Assignment: Go through the entries below and copy every line that holds the word "device".

Task data:

◇ ◇ ◇

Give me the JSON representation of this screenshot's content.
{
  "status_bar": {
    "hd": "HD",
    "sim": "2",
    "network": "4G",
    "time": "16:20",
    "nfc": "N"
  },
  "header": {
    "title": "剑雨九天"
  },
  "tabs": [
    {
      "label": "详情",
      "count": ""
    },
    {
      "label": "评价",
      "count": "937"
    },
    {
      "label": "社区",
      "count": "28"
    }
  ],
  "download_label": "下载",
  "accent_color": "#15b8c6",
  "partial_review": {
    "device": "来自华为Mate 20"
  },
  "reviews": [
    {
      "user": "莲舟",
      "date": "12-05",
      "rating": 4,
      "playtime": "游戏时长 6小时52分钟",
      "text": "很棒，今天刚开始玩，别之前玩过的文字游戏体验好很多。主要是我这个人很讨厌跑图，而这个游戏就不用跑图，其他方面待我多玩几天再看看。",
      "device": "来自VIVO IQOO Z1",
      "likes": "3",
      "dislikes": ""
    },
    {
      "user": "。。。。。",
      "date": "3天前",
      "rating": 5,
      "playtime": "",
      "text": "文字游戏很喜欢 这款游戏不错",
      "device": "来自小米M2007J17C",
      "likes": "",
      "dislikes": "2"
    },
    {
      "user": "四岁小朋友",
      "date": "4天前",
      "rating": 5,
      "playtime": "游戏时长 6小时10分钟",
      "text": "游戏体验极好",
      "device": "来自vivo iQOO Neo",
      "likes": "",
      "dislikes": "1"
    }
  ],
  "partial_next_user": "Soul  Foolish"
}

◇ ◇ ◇

Reply to the task:
    "device": "来自华为Mate 20"
      "device": "来自VIVO IQOO Z1",
      "device": "来自小米M2007J17C",
      "device": "来自vivo iQOO Neo",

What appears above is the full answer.